Let’s stop kidding ourselves. Armchair shepherds are no shepherds. ‘Shepherds’ that are unwilling and unable to get into the ‘pig-sty’ (sheep-pen) of human want, suffering, loneliness, desperation, despair, injustice and abuse with their flock, will never make good shepherds. They can never know their flock and the flock can never know them. I am not talking about just being volunteers or full-time social workers. Or about merely giving of some time and money to help the poor. These are noble and much needed. But loving and serving our brothers and sisters, wherever they are and in whatever circumstances we might encounter them in their need, demands much more of us. We need to get into the ‘pen’ with them. This is the lesson the likes of Father Joe, St Vincent de Paul, Saint Teresa of Calcutta and many others, known and unknown, have shown us. That we can never truly be the hand, face and heart of God by being armchair shepherds.

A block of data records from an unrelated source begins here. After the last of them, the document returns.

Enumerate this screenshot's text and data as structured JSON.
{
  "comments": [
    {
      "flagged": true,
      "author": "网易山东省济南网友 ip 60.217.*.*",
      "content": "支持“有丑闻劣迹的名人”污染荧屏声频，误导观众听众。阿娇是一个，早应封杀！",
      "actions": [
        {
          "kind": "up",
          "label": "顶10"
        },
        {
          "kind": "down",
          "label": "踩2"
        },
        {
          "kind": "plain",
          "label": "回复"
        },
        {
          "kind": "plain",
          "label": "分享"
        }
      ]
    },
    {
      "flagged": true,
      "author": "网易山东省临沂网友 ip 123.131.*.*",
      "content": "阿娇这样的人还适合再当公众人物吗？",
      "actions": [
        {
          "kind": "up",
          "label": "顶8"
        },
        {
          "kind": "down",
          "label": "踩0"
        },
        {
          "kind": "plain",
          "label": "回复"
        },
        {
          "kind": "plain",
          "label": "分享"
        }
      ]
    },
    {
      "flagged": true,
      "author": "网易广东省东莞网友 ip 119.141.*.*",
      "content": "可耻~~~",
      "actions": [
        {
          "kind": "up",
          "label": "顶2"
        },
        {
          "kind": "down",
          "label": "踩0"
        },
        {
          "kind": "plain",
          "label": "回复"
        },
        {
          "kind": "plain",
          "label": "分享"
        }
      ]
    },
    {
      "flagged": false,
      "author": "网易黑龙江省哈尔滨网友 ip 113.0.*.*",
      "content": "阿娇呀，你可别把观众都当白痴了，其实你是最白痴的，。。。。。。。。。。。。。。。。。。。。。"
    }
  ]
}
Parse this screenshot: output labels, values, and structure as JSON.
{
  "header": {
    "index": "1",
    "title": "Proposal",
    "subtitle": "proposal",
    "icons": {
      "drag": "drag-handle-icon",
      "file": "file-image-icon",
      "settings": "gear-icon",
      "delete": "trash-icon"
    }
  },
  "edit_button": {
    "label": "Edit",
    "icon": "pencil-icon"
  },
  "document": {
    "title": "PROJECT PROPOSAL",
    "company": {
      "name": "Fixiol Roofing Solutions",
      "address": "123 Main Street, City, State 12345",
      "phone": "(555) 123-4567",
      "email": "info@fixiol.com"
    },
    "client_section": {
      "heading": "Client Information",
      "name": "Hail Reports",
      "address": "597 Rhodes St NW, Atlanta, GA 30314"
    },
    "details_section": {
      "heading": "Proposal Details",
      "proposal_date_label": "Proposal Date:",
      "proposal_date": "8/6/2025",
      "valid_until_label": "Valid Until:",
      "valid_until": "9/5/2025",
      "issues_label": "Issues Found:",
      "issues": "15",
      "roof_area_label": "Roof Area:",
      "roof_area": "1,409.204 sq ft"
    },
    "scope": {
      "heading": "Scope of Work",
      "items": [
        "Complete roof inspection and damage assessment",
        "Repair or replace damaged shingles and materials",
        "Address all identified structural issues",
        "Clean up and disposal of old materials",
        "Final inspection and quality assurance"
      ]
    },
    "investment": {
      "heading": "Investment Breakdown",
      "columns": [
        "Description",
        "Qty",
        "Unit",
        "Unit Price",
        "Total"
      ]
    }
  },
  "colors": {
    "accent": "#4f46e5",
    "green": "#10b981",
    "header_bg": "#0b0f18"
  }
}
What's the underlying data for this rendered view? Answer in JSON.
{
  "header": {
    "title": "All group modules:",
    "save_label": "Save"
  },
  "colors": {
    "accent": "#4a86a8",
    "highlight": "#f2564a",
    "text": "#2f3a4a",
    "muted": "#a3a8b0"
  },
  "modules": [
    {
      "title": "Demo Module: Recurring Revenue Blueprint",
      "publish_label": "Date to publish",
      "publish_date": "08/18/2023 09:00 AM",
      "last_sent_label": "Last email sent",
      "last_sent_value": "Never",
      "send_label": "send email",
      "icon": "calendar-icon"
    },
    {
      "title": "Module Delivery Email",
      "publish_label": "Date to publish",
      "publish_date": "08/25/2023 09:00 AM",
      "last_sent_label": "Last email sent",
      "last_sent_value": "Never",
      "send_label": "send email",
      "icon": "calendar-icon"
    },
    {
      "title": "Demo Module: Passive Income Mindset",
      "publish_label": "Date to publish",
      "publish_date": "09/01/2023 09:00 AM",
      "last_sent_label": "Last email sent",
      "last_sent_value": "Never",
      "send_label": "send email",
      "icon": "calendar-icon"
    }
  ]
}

In the Cathedral of the Good Shepherd, there used to hang a painting of the Prodigal Father. In it showed the Father tenderly hugging his prodigal son who has returned to him. I noticed that the Father’s coat had a lot of brown stains. The filth, gunk and crap which covered the son, had rubbed off onto the Father. But the Father was oblivious to it all and was hell-bent only on hugging his son — tightly, lovingly, longingly. He was not about to let go of his child who had consumed him over countless sleepless nights of worry and sorrow and was finally back in his embrace. In exchange for the ugliness, stench and mess, the Father returned only forgiveness, restoration, hope, life and love to His child. God came down to us in the misery of our pig-sties of human suffering and sinfulness. Our salvation did not come cheap. It cost our Father His only child. But only in doing so did the Father show and say to us “I know you my child, and now my child, I hope you will truly know me and how much I love you”.
(Today’s OXYGEN by Justus Teo)
Prayer: Father, help us. In the midst of life, we struggle to hear Your voice, to see You walking amongst our suffering brothers and sisters. Often using what we can spare – money, time, material things to ‘make up’ for our inability and unwillingness to get into the pig-sties to bring Your love and hope to those most in need, to experience Your love for them.
Thanksgiving: Father, thank you for Father Joe and for the countless other living saints who daily walk tenderly among the poor, the lonely, the suffering and the despairing. Thank you for the gift of true and good Shepherds in this world.
Justus, a riveting reflection. Thank you for this, on so many levels. I appreciate your insight; and prayers.